Does he [President Obama] not think that a cloned human would be of extraordinary scientific interest? And yet he banned it.
Does this mean that Krauthammer thinks that cloning for human reproduction is in itself a good thing? Well, no, actually, even though his formulation is somewhat (unintentionally) ambiguous. He basically wants to point out that Obama is contradicting himself:
Is he so obtuse not to see that he had just made a choice of ethics over science? Yet, unlike President Bush, who painstakingly explained the balance of ethical and scientific goods he was trying to achieve, Obama did not even pretend to make the case why some practices are morally permissible and others not.
This is not just intellectual laziness. It is the moral arrogance of a man who continuously dismisses his critics as ideological while he is guided exclusively by pragmatism (in economics, social policy, foreign policy) and science in medical ethics.

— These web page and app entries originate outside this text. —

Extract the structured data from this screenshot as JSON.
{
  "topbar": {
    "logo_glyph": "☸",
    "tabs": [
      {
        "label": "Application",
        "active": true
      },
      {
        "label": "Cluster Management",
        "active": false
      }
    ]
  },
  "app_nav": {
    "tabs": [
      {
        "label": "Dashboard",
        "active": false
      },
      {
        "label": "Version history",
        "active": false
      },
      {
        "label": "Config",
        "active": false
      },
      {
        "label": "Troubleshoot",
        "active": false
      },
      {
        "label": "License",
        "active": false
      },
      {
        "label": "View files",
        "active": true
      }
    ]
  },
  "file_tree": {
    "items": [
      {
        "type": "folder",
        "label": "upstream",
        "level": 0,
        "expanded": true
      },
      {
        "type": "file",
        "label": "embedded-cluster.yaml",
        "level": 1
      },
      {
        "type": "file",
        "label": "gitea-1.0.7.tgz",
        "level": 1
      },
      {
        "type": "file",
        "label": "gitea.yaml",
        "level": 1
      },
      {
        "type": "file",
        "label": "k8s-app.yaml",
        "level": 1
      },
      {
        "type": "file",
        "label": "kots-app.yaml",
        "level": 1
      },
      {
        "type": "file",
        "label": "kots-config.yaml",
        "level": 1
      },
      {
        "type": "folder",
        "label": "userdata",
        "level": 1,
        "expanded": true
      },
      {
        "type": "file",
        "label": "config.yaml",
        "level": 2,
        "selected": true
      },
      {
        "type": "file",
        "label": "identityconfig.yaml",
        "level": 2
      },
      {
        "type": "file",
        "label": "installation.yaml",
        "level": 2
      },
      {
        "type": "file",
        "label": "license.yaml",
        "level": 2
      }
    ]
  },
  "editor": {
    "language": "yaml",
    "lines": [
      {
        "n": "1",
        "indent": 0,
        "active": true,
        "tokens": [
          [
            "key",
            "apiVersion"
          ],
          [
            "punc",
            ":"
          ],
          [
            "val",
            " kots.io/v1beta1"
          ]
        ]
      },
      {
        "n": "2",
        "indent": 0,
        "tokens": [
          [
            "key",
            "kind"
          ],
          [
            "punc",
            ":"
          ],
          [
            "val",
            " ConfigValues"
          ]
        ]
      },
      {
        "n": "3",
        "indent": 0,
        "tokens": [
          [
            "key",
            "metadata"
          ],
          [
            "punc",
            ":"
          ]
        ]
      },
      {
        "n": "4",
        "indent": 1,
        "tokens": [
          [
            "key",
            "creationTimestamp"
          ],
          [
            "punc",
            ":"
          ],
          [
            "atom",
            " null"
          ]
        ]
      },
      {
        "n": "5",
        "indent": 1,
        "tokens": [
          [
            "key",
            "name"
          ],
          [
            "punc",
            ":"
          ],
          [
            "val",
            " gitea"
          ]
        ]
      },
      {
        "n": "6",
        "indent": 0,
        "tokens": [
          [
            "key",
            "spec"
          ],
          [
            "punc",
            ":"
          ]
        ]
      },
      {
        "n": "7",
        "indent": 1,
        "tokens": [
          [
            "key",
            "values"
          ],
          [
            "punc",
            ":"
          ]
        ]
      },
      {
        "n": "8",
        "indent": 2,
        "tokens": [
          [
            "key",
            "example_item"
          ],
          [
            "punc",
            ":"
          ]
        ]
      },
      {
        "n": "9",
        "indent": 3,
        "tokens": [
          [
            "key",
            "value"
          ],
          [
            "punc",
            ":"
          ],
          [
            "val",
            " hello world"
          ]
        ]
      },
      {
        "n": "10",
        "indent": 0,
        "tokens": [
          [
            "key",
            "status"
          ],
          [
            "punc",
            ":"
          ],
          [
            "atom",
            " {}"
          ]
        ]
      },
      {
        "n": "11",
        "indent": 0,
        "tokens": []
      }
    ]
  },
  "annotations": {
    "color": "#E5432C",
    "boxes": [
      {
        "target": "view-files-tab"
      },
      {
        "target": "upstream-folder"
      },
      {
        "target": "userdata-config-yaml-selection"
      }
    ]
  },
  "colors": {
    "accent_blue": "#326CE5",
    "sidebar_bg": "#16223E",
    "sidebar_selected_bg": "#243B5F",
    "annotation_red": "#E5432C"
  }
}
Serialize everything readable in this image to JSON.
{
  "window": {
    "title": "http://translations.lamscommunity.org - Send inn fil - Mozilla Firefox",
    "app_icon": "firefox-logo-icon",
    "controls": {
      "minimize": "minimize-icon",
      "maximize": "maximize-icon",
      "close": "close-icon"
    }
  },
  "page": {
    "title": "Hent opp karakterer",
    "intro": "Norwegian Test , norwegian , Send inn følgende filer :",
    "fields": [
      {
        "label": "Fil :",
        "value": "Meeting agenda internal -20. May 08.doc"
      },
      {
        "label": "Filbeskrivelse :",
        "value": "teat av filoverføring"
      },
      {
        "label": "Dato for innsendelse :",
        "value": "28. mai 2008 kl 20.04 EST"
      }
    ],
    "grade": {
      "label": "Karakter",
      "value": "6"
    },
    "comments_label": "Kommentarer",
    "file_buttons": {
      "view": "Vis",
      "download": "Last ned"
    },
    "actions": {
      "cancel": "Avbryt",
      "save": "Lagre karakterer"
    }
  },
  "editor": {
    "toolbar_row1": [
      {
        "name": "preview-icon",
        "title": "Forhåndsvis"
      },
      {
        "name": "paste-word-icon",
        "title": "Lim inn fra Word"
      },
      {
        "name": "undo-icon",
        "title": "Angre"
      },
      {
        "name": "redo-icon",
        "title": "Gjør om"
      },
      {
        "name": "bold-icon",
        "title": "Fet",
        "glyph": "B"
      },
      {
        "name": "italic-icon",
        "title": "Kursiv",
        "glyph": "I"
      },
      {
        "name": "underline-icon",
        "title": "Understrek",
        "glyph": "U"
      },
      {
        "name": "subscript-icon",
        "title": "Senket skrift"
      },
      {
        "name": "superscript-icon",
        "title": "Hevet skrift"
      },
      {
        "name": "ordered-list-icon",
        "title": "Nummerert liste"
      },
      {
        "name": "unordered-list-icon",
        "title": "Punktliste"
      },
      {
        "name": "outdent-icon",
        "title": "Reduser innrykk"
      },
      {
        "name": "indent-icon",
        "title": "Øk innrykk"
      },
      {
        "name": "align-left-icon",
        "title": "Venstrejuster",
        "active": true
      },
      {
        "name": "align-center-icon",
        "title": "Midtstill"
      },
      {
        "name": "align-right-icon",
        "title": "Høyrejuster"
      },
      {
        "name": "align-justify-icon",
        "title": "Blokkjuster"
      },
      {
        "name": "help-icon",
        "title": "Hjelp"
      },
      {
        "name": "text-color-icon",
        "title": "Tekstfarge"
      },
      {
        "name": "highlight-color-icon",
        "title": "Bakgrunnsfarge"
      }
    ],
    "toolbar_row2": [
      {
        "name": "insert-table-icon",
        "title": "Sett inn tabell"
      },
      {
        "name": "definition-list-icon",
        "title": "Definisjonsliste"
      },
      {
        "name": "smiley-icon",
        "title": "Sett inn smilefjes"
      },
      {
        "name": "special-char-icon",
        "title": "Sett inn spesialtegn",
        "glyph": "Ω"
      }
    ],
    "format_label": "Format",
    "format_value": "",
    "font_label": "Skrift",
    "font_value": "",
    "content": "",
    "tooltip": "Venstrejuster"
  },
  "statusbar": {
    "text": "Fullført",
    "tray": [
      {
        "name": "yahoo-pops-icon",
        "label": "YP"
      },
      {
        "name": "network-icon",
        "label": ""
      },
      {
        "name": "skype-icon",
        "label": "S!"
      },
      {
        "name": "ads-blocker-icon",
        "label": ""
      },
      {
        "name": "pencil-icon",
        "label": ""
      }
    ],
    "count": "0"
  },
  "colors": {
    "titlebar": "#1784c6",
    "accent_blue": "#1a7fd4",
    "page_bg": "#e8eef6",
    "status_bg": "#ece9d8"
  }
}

Science has everything to say about what is possible. Science has nothing to say about what is permissible. Obama's pretense that he will "restore science to its rightful place" and make science, not ideology, dispositive in moral debates is yet more rhetorical sleight of hand -- this time to abdicate decision-making and color his own ideological preferences as authentically "scientific."
In other words, it is not that Obama is doing wrong when he bans the use of cloning for human reproduction purposes, but the ban should be far more extensive. Quite a different story.
However, what is now certain is that it’s time for Obama’s pro-life supporters to face the facts: despite superficial and misleading appearances, Obama supports human cloning for embryo-destructive research.
To conclude, for those who might still have doubts, here is what Ian Wilmut, famed for creating Dolly the cloned sheep, had to say about reproductive cloning in an August 2008 interview to Scientific American:
S.A. Why do you think a ban on reproductive cloning is important?
W. Quite apart from anything else, I think it would be entirely appropriate to get a ban at the present time because there is a very significant risk of dead babies or of children with severe abnormalities. The list of abnormalities which we've seen in livestock and in mice is very long and quite horrifying if you think of it in terms of children. In one lamb, it panted all of its life, even when it rested, because of restricted blood flow through the lungs. After two weeks we decided that it was kinder to end its life because we could not correct the abnormality. And, of course, it wouldn't be without risk to the woman who was giving birth to the child because there are often difficulties. And so, on those grounds alone, I would have thought that there would be pretty well a unanimous wish to prevent that sort of thing happening.
My own view has not changed at all that there are other reasons why reproductive cloning should be prohibited, which are essentially because of the psychological effects of being a clone. We do tend to anticipate and expect that children will be like their parents. And I think that would be even stronger if the child were a clone. And so that's the reason why I would be concerned about it.